Incredibly, it’s now easier than ever to reach Russian consumers. They shop online. Finland figured out the logistics.
Only three years ago, Russia was considered as one of the leading emerging economies, the BRIC countries. Now it’s a shadow of that promise. The economic sanctions imposed by the European Union and the United States have reshaped international business profoundly but not in a way you might suspect.
The brick-and-mortar expansion that followed the collapse of the Soviet Union has become a relic of the past as quickly as it peaked. Russians have also, for sure, lost much of their purchasing power due to a weakened currency. But they still shop, and online retail is booming. It is growing by a whopping 20 – 30 percent every year.
In fact, Russia currently boasts the largest absolute number of internet users in Europe, a total of 103 million, which is over 70 percent of the population.
And according to Data Insight, cross-border shopping is the fastest growing segment of the Russian e-commerce market.
Foreign retailers’ online sales of physical goods to Russia have exploded in the last three years. While the Russians received 40 million packages at USD 1.3 billion in 2013, last year they already ordered 135 million packages and small parcels at USD 3.4 billion from abroad.

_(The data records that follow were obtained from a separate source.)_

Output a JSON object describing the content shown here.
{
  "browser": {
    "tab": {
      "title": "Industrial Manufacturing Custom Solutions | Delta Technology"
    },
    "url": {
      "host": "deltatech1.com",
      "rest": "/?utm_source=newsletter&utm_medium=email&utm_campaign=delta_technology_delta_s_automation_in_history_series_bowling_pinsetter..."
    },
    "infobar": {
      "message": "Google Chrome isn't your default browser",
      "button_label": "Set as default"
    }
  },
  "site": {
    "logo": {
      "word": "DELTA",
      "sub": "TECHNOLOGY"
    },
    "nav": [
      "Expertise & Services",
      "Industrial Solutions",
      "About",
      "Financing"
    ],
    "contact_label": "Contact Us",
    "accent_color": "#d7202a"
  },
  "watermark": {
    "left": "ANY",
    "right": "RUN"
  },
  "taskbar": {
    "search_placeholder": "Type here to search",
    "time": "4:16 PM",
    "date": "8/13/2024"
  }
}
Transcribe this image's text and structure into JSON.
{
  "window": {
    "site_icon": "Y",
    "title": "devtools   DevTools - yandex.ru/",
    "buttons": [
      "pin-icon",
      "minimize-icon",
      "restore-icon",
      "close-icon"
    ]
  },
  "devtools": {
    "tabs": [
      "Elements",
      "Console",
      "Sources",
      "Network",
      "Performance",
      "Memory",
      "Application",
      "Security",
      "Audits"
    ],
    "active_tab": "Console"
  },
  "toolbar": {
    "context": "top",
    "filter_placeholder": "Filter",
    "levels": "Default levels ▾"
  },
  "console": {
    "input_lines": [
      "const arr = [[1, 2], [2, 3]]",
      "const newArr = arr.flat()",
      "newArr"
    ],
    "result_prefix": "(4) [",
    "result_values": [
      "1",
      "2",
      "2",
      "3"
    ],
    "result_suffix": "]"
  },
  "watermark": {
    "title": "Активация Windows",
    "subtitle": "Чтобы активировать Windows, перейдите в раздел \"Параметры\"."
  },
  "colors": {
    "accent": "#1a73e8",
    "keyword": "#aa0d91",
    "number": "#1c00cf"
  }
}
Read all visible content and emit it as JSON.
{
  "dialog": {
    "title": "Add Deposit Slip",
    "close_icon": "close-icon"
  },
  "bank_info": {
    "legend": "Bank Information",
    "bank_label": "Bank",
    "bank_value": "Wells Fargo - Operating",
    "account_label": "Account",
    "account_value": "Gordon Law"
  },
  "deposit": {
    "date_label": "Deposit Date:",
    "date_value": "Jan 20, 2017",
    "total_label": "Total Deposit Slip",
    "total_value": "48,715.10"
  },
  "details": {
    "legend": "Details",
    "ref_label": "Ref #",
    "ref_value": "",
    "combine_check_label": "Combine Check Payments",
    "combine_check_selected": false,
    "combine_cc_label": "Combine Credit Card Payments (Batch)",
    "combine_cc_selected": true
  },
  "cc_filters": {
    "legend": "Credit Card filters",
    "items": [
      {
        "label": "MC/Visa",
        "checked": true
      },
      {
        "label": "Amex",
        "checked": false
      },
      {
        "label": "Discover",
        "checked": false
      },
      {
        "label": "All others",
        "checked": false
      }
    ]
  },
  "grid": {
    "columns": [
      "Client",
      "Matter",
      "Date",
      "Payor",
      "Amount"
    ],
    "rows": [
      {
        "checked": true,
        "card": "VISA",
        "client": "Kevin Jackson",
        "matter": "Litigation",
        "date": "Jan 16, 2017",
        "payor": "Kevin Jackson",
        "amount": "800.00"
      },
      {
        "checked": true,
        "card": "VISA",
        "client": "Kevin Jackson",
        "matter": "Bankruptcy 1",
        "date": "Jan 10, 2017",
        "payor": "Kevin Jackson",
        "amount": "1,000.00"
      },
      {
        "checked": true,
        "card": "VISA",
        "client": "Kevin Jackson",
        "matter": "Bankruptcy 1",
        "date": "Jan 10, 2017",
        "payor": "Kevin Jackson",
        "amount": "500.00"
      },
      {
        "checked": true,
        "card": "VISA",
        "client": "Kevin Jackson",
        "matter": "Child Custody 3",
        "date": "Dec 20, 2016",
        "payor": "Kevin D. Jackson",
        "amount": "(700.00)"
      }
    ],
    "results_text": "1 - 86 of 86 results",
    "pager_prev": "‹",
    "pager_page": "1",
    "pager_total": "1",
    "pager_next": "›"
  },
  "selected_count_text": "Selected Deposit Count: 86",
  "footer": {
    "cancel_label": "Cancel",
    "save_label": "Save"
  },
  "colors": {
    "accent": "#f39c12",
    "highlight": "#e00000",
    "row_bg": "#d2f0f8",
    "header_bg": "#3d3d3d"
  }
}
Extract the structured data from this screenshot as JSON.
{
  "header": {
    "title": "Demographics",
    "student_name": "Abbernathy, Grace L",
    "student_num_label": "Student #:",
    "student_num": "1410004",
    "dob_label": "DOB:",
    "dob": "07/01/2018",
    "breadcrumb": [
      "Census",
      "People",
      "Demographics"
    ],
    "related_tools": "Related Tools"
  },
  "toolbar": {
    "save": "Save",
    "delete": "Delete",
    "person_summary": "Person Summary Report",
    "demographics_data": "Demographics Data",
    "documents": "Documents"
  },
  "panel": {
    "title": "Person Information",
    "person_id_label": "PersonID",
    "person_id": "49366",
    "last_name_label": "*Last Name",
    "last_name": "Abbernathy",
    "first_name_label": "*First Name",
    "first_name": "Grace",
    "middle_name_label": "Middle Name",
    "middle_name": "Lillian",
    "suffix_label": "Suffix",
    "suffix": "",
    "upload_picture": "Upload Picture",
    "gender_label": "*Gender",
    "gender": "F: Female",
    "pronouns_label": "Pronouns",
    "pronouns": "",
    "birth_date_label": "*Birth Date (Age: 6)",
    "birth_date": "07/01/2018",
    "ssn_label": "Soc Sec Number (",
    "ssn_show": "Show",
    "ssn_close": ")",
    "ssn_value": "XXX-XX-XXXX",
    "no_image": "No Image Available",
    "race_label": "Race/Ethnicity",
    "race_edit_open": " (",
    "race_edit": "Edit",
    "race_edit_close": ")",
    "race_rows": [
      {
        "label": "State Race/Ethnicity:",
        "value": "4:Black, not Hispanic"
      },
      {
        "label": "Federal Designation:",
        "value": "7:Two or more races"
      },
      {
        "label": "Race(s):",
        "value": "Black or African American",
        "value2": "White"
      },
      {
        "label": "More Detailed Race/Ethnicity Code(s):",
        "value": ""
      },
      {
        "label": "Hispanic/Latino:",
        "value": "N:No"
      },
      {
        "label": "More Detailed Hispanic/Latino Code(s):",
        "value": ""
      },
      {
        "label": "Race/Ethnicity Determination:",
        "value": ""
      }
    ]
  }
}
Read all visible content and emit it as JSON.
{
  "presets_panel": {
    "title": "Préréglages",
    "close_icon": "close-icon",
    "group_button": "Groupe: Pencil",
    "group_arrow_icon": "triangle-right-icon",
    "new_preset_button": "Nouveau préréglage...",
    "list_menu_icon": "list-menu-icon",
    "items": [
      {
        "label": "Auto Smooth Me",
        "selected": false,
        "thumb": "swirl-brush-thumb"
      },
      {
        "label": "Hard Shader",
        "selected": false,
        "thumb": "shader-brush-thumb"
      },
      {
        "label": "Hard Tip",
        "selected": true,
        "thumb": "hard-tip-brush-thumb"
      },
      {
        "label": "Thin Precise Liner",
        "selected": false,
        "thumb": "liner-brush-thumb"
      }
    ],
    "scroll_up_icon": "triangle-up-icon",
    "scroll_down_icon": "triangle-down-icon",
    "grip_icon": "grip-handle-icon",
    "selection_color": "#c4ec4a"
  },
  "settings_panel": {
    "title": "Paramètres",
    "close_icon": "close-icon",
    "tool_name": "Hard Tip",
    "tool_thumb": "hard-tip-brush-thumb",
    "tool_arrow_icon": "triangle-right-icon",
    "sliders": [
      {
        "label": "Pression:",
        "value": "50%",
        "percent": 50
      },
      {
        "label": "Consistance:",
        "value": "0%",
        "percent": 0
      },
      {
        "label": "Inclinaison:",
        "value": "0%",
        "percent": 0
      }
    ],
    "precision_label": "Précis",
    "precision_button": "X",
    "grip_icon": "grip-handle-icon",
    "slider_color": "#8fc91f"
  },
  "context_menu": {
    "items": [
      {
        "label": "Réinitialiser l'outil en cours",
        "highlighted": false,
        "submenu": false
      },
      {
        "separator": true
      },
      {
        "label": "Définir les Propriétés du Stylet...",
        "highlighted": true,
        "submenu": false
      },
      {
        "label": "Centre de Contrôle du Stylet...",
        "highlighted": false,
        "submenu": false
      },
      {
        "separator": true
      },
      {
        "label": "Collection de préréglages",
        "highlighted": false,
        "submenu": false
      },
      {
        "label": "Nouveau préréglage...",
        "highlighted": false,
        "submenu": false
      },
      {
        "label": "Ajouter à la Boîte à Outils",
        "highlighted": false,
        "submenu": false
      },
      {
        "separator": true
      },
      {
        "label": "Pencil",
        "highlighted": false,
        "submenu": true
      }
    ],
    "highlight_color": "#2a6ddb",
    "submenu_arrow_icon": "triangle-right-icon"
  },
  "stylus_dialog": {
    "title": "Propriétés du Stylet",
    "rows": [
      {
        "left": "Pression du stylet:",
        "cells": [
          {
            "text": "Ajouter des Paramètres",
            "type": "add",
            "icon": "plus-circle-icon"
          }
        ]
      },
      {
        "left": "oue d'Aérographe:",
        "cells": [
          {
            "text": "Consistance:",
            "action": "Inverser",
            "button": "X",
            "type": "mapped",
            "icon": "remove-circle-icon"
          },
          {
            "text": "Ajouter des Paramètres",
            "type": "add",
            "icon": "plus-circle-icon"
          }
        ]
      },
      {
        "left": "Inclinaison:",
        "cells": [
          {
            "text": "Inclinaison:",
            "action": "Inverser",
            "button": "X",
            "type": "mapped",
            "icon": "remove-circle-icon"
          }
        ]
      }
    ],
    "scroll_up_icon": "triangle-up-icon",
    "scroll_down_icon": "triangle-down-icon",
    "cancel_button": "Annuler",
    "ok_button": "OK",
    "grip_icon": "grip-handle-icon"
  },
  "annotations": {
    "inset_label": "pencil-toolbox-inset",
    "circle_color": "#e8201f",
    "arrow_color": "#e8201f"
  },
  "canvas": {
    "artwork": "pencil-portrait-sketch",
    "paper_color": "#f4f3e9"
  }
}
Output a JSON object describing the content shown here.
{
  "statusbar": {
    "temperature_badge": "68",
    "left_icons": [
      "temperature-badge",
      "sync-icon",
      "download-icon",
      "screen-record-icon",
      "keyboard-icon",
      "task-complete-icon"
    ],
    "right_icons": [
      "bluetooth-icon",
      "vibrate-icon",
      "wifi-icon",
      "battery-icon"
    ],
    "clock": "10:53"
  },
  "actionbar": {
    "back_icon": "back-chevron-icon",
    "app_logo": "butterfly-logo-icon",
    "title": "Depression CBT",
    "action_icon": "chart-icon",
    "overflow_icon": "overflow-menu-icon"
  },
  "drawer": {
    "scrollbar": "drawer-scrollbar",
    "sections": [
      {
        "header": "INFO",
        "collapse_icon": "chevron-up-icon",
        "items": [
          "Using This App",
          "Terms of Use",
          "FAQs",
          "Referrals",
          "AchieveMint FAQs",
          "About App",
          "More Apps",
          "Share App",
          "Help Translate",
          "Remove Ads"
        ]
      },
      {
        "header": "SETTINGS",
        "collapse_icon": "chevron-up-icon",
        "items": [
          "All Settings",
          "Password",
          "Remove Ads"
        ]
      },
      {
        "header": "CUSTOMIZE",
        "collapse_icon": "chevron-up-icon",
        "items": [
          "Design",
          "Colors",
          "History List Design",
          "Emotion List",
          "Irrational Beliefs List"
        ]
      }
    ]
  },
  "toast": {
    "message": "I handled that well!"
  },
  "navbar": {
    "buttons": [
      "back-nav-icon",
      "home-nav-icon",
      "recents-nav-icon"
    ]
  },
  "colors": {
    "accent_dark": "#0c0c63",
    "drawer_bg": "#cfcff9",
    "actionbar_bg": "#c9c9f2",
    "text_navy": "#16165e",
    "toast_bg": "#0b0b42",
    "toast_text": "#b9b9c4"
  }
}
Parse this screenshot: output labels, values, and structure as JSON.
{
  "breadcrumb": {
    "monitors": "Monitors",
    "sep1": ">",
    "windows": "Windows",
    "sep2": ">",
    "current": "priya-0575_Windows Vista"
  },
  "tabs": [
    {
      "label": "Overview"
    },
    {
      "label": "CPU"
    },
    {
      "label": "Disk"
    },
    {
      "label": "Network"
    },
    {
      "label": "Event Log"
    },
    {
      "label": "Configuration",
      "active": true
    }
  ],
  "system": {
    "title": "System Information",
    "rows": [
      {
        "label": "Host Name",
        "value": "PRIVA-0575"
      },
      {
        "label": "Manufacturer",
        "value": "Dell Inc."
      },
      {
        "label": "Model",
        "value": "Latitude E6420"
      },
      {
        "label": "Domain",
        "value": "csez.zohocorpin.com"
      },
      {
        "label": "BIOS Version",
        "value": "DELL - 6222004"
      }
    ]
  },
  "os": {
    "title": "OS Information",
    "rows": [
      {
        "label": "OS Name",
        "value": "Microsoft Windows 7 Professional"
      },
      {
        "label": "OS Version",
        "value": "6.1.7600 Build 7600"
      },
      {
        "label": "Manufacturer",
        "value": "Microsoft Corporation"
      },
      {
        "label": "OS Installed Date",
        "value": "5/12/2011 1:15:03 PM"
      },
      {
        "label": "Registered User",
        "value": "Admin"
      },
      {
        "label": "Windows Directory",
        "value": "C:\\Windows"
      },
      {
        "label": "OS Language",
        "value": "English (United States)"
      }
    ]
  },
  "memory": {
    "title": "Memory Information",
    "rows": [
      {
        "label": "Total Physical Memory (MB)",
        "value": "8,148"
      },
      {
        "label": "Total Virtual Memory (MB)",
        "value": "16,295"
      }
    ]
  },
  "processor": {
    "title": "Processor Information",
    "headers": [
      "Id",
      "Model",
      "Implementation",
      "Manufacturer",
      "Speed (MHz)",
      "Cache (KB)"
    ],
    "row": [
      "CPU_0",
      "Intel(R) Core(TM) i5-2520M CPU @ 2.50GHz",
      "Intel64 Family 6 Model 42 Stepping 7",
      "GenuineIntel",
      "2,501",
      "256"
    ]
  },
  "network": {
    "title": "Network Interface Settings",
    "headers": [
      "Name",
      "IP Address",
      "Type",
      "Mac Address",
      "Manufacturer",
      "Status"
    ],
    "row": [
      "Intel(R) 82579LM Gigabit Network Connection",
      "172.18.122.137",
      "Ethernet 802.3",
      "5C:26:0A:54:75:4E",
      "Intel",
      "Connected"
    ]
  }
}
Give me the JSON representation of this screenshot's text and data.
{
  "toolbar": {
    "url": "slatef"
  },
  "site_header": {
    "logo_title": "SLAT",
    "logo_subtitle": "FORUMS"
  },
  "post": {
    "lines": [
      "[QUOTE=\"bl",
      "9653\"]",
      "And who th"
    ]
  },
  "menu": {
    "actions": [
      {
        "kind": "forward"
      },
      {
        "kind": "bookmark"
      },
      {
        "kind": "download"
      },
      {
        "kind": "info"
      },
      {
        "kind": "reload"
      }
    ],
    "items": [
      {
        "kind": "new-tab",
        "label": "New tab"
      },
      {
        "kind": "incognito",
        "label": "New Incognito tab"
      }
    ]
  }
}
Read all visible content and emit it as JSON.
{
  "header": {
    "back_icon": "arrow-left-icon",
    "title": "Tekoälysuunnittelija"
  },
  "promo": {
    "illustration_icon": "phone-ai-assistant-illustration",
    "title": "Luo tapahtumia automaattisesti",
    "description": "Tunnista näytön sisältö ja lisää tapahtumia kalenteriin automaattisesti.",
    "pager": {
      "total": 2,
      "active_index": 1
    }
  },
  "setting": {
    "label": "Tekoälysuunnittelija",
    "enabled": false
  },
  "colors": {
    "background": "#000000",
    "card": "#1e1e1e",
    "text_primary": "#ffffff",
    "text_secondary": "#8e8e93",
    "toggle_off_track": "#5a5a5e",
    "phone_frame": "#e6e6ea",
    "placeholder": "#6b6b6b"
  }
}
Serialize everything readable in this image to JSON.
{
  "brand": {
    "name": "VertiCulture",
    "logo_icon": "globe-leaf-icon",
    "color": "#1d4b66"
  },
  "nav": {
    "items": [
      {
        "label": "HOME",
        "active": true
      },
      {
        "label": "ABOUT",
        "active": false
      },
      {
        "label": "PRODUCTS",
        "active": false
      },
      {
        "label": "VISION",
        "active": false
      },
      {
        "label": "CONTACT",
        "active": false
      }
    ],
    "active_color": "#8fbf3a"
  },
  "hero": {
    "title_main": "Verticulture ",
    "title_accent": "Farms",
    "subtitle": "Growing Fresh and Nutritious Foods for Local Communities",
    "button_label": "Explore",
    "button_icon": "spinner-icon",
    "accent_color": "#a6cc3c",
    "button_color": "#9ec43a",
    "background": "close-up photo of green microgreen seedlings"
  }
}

Initially, the biggest hurdle for growth was logistics. It, however, started to sort itself out as soon as Finland’s state-owned postal operator Itella took the lead. Benefitting from Finland’s 1,200-mile border and long trade traditions with Russia, it has tapped into the huge potential by providing a complete e-commerce solution for foreign businesses selling goods to Russia.
So far, an estimated 80 percent of the USD 3.4 billion has been captured by Chinese retailers like Alibaba and JD.com. This year, Europeans and Americans have swiftly started to follow suite.
Ranja Pasivirta, Business Manager at Posti, says that the growing trade volumes that have followed with Chinese retailers, also benefit the Finnish and international retailers in the form of lower delivery times and costs.
Posti is not alone in this endeavor. Flying Lynx, for example, works with Posti and offers various services ranging from online-store customization in Russian to logistics and customs management.
Marko Kangaskolkka, Managing Director of Flying Lynx, encourages, in an interview with the Finnish business daily Kauppalehti, companies to explore the huge potential of ecommerce market in Russia.
Russians are, naturally, looking for access to goods that are not available for purchase domestically. But, according to industry experts, they buy the same things online as their European and American counterparts: clothes, accessories, and footwear. They make up over half of all cross-border purchases.
Cosmetics, beauty and health products come second, while toys, electronics, and household goods are also in high demand.
All in all, the Russians want higher quality and range of products, unique and exclusive products, quicker delivery – and the best price, just like the rest of us. The ball is now in your court.